East coast artist Kay Walkingstick is best known for large abstract canvases in which a central snap of color streaks across a minimal field like lightning across a night sky. True to her name, Walkingstick travels a lot--to the woods of New Jersey, to the Southwest, to La Jolla. Recent sojourns to areas with differing atmospheres, qualities of light and natural color triggered a switch to representation.
In a current show she tries to have it both ways in diptychs that couple landscape with a wholly abstract version of the same subject. In "Rio Verde," a winding gentle river eases along brown banks punctuated by hazy trees and cotton candy skies. Its partner canvas knits the bucolic hues of the river scene into a soft gestural blanket across which amble two arcs echoing the rivers' choreography. In "Bruegel's Blue," the focus is sharp and the realism brittle with water rigidly careening over boulders under the orange glow of sunset. As expected, the adjacent abstraction floats a quick, crackling orange "S" amid animated blue, gray and brown flecks.

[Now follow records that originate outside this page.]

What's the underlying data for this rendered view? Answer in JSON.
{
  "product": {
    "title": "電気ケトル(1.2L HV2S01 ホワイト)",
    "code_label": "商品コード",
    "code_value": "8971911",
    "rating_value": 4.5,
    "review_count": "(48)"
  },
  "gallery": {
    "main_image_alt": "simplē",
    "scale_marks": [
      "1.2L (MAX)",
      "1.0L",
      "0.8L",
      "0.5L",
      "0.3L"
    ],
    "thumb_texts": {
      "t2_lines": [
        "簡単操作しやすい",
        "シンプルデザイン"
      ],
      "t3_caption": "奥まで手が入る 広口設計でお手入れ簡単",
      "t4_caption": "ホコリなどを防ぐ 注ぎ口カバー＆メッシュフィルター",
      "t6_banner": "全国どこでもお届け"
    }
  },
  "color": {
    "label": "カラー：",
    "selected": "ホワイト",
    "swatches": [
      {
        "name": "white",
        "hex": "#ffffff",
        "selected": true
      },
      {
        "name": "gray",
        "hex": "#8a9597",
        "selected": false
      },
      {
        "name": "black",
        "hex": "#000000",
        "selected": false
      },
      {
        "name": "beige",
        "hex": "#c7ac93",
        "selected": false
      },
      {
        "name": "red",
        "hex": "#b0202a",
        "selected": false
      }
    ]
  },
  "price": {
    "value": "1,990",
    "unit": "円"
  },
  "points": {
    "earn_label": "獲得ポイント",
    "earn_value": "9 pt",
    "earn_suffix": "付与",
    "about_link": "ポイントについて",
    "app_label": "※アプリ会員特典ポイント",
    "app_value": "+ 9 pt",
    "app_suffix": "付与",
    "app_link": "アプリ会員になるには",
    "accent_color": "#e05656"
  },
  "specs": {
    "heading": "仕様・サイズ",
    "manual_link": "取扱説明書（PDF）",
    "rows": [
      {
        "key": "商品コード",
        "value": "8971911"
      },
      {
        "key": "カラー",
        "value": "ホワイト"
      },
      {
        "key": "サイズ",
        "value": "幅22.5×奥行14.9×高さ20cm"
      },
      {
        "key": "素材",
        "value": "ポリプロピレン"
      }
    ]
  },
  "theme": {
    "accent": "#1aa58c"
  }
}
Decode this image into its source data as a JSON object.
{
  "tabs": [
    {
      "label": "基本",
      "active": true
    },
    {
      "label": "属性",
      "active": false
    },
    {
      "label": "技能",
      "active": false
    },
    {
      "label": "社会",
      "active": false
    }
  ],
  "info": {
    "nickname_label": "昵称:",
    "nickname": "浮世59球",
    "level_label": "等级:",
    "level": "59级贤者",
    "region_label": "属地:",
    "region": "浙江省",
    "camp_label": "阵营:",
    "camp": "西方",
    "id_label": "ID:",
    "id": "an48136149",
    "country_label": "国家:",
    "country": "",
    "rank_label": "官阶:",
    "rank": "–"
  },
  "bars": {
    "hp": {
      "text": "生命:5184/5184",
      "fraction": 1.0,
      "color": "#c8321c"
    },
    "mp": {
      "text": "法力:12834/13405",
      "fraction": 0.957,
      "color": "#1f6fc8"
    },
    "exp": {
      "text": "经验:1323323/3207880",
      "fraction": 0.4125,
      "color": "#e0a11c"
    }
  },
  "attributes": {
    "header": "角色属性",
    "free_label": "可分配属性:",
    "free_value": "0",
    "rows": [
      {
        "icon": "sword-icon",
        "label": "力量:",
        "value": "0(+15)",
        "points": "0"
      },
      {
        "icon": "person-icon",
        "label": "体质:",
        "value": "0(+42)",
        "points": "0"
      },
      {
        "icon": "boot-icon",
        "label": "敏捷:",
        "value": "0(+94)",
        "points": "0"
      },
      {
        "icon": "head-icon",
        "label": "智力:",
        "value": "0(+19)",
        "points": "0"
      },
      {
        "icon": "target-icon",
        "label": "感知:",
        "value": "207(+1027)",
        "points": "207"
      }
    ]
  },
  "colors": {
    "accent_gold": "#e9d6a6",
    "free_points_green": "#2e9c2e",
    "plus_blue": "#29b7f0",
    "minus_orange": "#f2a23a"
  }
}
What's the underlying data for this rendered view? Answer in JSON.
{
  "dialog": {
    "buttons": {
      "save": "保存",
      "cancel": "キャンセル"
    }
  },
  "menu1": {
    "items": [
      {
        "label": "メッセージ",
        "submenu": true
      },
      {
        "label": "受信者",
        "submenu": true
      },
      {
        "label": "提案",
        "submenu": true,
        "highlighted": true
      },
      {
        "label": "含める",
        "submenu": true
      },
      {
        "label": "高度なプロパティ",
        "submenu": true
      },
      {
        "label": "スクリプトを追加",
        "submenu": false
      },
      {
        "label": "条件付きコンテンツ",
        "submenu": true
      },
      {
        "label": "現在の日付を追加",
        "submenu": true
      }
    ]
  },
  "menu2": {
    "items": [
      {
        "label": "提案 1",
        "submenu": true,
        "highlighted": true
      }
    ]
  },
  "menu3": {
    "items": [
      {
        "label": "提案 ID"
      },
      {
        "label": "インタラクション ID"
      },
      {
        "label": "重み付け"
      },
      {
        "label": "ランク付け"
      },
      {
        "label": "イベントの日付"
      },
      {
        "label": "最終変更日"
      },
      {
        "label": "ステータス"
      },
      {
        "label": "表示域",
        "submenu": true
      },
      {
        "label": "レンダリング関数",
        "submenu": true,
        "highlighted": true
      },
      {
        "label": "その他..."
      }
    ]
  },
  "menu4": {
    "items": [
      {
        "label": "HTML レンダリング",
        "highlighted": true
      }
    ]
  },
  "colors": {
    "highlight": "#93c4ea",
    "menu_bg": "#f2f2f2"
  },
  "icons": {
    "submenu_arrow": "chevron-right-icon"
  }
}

Walkingstick says her choice of format shows that realism captures a single moment in time while abstraction taps the timeless. In fact, there is a polite, Sunday-tea restraint in her representational style which pales next to the tactile exuberance transmitted by her abstract work. (Wenger Gallery, 828 N. La Brea Ave., to April 12.)